Isn’t a Course Redesign Supposed to Increase my Pass Rates?
You’ve seen the numbers, schools that have drastically improved their pass rates after implementing an emporium model of teaching, some even going as high as doubling their pass rate. Well, when we first started our Math Emporium, we saw a 22% decrease in our pass rates! We knew long before we saw the numbers that things were not going well. There’s not too much you can change in the middle of a semester, but we knew that we were going to have to significantly change what we were doing for the future.
How could we tell it wasn’t working? For one thing, many students just weren’t showing up. They might come for the weekly class meeting, but many were not earning their full “required” hours in the Emporium. We could tell by looking at their work that they weren’t working on the assignments outside of class time. Their test scores were terrible since they didn’t know the material because they hadn’t done the homework to learn it. But we couldn’t seem to do or say anything to get those students to show up and do the work, and it was reflecting badly on us. We had to come up with something better.
The first thing that we knew was that we had to figure out how to make the students come more frequently so they would be working on assignments more often. They needed better structure, so we scheduled some of their Emporium time for them. Students who met in the classroom on Mondays had to go to the Emporium on Wednesdays and Fridays at that same time; Tuesday students had to go to the Emporium on Thursday, and so on. They wouldn’t meet with their teacher those other days, but they would be in the Emporium, working, and there were tutors and other teachers there to help them.
We had thought that the threat of zero’s would make them do their assignments, and that losing points would get them to come for their hours, we were wrong. Students were doing poorly on tests because they hadn’t learned the material so we decided to require them to complete all homework assignments, even if it was after the due date. They would earn a late penalty if they took an assignment after the due date, but this would require them to see all of the material. Also, they had to earn at least an 80% mastery level on each homework or quiz before the program would allow them to move to the next lesson, and we required them to get a 70% on each test before they moved on.
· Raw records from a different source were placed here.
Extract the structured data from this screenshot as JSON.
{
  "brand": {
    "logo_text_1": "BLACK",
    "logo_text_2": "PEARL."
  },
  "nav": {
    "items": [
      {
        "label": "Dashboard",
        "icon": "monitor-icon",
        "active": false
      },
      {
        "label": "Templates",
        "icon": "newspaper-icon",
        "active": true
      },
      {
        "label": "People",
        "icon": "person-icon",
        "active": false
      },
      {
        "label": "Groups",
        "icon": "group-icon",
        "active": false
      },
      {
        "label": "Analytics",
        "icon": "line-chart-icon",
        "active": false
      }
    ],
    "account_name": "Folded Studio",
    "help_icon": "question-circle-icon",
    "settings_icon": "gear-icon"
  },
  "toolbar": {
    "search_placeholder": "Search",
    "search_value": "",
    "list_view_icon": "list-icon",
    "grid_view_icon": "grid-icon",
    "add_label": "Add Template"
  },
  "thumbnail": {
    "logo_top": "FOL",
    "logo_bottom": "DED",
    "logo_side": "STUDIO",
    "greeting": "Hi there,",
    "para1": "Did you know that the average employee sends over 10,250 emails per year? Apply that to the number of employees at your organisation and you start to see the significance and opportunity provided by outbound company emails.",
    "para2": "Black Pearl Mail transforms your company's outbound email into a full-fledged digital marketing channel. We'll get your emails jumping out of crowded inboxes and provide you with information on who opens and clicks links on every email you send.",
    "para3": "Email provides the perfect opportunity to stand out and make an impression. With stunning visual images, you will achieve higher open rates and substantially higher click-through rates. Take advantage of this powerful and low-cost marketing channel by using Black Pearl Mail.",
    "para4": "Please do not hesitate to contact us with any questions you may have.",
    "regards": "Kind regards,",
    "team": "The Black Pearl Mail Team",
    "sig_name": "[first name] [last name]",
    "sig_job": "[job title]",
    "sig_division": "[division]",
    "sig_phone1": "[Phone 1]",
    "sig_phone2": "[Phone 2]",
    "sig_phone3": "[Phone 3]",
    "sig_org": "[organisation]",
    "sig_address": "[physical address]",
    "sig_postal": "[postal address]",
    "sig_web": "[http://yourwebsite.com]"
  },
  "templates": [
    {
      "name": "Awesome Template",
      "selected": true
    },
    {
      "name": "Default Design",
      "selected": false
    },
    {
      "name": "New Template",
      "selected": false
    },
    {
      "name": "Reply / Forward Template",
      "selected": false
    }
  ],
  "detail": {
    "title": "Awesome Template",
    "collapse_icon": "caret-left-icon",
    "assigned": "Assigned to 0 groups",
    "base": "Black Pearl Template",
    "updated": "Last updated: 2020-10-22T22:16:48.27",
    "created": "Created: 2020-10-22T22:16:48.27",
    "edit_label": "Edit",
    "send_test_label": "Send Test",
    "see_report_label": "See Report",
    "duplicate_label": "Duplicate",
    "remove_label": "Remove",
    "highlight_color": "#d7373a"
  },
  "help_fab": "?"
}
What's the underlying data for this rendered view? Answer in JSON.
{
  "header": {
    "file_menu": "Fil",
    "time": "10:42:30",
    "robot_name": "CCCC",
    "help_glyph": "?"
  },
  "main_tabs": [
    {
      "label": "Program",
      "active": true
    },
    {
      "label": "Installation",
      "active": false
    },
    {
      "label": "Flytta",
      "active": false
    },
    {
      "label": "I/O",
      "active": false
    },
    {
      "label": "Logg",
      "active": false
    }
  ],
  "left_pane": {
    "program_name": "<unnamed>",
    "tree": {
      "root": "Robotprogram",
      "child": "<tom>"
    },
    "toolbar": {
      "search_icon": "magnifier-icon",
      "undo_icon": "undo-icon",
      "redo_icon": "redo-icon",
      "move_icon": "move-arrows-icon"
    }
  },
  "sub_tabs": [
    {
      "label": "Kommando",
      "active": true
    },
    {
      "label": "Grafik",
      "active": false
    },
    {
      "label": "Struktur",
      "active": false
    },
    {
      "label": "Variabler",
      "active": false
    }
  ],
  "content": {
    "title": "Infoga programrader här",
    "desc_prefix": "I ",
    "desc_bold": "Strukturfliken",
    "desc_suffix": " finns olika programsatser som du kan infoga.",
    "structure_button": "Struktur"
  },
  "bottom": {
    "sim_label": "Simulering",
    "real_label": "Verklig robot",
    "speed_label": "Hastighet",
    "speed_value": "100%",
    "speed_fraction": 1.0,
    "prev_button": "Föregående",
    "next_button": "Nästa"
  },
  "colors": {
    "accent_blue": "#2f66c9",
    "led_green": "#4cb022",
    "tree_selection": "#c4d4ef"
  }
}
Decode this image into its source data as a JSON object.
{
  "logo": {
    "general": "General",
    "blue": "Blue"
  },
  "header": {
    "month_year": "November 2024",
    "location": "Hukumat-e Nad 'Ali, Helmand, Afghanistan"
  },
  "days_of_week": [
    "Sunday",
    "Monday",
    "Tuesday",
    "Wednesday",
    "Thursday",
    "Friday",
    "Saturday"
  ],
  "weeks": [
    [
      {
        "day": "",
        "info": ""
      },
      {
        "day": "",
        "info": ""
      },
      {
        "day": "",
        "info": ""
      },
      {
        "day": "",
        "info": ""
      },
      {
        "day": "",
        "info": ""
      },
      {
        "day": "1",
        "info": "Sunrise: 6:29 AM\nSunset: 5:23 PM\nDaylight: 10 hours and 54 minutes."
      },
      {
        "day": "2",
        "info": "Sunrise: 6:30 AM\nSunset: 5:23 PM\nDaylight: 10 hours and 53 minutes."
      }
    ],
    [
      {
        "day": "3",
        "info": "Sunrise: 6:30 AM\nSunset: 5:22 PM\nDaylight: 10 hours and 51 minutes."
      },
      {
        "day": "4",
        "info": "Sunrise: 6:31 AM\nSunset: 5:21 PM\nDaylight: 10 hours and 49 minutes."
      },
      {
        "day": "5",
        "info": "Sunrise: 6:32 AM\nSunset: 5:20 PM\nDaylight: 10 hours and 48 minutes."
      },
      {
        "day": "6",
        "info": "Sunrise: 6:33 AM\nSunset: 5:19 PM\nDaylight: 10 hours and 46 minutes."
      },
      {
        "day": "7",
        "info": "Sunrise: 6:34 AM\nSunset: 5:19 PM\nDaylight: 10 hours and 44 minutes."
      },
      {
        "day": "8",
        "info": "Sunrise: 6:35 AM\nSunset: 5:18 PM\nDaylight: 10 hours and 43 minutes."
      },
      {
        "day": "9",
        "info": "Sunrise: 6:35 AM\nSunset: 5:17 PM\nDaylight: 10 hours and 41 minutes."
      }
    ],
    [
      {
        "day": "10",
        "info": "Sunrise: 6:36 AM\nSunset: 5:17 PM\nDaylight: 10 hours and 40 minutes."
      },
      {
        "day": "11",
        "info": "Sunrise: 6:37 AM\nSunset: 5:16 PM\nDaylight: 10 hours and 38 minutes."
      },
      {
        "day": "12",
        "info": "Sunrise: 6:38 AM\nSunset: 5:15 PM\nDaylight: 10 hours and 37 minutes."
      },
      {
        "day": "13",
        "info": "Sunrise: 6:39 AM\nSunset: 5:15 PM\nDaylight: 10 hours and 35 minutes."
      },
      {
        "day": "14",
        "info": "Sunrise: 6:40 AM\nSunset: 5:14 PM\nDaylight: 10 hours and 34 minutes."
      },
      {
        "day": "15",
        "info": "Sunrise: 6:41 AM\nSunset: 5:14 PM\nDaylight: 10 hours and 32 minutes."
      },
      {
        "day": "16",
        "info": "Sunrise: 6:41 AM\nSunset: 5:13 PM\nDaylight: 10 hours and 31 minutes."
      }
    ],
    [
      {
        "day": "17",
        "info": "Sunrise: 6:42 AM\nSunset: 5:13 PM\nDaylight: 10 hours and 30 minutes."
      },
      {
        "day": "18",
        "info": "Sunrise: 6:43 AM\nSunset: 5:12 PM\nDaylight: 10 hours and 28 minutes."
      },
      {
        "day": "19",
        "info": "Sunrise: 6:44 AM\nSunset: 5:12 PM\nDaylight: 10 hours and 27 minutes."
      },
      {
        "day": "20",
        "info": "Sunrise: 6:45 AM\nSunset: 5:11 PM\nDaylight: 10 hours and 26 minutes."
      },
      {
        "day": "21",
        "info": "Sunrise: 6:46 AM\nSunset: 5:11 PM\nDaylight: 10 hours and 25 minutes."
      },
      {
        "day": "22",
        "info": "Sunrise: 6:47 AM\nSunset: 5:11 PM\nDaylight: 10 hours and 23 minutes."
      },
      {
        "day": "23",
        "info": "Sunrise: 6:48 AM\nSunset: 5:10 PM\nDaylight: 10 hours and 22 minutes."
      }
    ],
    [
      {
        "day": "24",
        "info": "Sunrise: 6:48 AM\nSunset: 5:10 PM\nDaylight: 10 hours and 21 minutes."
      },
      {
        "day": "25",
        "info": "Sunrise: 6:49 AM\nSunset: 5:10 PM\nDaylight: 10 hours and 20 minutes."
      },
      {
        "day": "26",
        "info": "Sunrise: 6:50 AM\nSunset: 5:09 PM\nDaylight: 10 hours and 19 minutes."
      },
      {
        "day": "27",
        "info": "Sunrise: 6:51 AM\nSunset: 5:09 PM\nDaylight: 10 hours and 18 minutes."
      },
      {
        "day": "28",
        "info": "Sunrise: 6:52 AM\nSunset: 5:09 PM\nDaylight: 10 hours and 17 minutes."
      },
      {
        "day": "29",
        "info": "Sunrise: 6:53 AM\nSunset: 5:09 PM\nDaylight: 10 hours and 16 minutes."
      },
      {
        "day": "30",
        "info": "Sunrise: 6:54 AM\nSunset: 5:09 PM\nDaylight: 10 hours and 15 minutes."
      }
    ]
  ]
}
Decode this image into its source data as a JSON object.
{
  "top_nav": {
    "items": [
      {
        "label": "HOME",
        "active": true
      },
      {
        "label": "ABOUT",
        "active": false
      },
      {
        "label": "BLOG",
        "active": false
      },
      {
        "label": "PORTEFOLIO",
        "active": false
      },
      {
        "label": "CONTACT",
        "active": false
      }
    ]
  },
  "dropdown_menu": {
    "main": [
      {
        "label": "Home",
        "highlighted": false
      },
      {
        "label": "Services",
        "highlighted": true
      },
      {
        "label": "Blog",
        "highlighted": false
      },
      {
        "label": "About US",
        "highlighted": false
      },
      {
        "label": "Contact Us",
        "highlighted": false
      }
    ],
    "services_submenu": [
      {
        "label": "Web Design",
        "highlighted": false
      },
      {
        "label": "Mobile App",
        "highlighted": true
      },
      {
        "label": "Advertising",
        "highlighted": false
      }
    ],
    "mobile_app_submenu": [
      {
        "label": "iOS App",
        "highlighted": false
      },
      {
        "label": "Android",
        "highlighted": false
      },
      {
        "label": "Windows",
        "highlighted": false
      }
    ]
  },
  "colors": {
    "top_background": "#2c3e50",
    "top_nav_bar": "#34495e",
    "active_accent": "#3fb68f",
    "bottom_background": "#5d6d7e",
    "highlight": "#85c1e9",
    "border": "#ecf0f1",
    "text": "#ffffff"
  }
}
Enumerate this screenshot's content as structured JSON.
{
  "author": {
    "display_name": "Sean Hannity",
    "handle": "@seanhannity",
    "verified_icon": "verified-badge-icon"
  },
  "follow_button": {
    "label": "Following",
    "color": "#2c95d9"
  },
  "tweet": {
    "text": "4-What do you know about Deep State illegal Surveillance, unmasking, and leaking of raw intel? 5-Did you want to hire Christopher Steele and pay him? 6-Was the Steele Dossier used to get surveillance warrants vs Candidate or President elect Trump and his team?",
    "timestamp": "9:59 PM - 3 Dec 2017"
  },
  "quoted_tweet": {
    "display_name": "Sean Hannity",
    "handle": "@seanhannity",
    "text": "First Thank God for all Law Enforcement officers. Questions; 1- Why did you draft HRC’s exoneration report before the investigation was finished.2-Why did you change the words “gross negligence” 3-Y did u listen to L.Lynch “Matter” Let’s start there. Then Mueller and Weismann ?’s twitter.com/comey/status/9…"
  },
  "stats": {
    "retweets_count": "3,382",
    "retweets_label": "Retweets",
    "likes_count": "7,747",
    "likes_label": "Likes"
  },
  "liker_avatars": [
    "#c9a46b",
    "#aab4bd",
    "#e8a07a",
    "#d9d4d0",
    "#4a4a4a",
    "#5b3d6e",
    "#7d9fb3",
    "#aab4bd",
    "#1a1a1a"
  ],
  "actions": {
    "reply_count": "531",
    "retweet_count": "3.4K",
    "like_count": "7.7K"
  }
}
Obviously, this led to a lot of decisions that needed to be made. How many attempts do we allow them on quizzes and tests? What do we do if they reach that maximum number of attempts, but haven’t gotten the required score yet? And, maybe the most important one, what do we do at the end of the semester when a student has not completed all of the assignments?
We decided on three attempts for the quizzes and two for the tests. MyLabsPlus version of MyMathLab, which allows homework to be personalized to topics a student missed on a quiz or test, helped with remediation after the first attempt, and students who run out of attempts without achieving the required score must meet one-on-one with a tutor or instructor to review their attempts. They also must retake the quiz to prove mastery of the topic.
We didn’t come to all of these decisions on our own; we researched what policies other Emporiums used to help us make an informed decision, especially when deciding on what to do with students who do not complete the course. After talking with instructors from other Emporiums we decided those students would receive a failing grade, but we would allow them to begin after the last test that they passed if they took the course the following semester.
Our pass rates did increase to higher than they had been in the traditional setting once we made all of these changes. However, we weren’t done there. We have not gone a single semester without making some kind of changes to our Emporium. Some examples of these additional changes are increasing the late penalty, redistributing points to weigh more heavily on tests, changing due dates, and changing mastery requirements.
We’re not done making changes either. I’m pretty sure that we are never going to be finished making changes. Currently we are focusing on how to better help the students who have failed the course in the past, and we are always looking for ideas on how to get the students to stay on schedule. So there will be more brainstorming, research, and changes in the near future.
For more detailed information about how Hope and Dr. Spradlin worked with their students, read the full case study.